[Source data Boundary: Start]

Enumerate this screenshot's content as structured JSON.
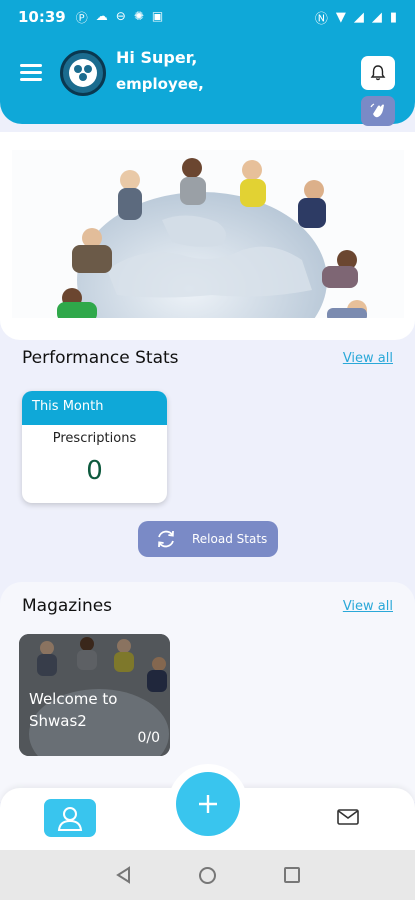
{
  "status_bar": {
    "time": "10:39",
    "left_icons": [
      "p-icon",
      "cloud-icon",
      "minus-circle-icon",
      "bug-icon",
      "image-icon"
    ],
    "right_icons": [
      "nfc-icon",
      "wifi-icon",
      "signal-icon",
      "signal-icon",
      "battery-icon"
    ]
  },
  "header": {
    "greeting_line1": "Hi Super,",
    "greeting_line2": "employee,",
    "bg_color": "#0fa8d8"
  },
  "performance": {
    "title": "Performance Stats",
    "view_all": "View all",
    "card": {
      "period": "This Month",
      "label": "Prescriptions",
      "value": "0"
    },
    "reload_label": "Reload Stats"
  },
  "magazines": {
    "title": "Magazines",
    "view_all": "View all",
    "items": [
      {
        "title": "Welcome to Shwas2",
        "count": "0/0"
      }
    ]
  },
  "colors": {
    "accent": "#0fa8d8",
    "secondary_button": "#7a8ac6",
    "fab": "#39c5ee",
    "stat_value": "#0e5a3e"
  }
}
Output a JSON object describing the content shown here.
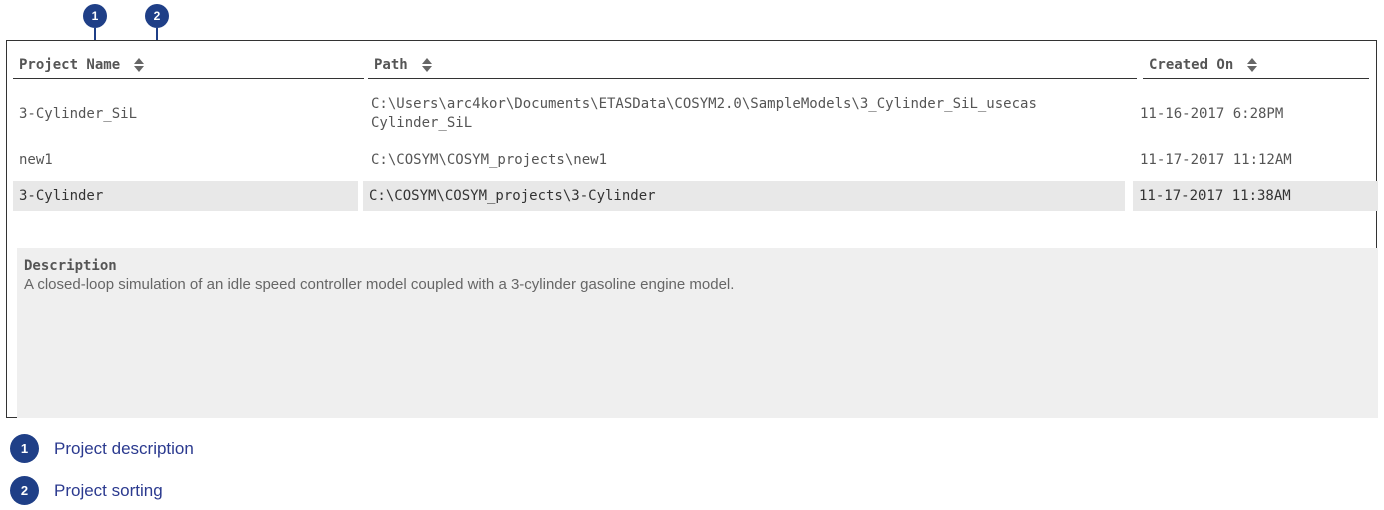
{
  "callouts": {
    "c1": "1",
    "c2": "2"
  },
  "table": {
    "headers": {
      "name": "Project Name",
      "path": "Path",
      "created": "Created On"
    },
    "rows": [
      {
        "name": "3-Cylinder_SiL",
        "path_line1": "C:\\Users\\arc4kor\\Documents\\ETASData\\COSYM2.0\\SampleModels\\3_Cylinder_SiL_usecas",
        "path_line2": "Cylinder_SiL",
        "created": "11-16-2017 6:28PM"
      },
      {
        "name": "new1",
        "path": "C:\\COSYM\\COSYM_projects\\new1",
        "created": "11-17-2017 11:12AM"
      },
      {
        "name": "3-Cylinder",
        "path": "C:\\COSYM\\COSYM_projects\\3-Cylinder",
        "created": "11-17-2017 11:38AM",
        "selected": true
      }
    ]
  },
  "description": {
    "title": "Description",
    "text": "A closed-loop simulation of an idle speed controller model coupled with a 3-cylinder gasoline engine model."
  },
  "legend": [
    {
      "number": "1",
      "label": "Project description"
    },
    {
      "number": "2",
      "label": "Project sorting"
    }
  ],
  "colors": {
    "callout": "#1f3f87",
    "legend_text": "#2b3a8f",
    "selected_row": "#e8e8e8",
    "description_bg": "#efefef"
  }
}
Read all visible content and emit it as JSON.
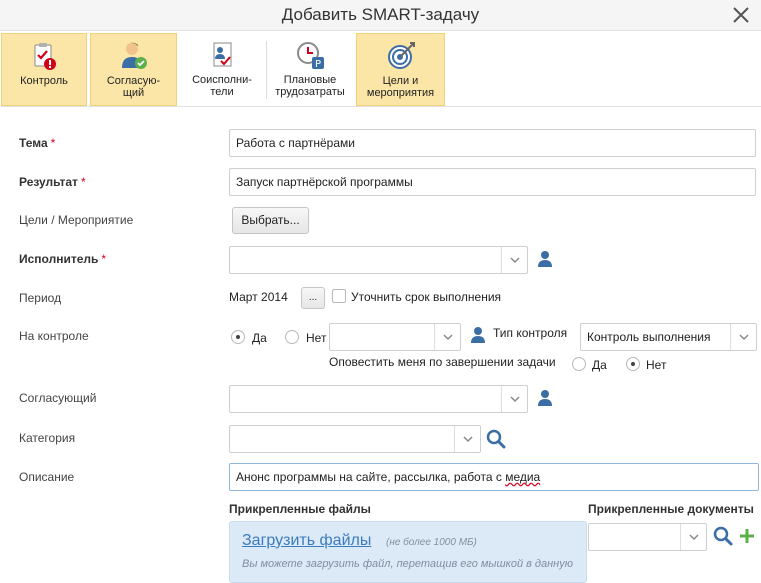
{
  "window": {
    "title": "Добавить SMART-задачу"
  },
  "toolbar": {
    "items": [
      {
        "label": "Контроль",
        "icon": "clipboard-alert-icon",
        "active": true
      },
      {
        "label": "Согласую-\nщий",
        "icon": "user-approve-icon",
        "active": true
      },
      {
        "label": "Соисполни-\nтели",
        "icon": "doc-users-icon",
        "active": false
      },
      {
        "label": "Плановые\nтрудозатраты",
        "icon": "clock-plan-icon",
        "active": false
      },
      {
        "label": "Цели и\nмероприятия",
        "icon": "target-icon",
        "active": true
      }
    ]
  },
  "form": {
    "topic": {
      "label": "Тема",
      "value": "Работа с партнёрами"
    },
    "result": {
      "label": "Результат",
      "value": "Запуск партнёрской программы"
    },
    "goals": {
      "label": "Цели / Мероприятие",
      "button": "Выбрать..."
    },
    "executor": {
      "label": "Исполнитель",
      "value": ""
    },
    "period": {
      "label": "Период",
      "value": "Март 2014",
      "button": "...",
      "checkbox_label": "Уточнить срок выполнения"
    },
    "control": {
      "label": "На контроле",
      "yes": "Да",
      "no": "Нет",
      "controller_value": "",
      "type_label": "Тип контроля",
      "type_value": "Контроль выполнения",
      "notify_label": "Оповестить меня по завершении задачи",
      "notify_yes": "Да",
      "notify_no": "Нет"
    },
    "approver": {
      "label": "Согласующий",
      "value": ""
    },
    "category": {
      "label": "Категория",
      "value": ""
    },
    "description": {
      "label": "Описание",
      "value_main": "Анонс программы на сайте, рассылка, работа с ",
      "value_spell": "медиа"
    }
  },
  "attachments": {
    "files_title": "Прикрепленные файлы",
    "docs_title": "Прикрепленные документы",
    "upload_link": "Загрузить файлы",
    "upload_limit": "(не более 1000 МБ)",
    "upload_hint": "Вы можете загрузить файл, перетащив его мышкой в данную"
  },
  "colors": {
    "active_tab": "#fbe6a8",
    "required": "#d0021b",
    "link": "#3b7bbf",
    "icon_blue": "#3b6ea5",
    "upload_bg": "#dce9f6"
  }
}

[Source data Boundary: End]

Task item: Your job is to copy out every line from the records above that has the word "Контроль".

Exercise result:
        "label": "Контроль",
      "type_value": "Контроль выполнения",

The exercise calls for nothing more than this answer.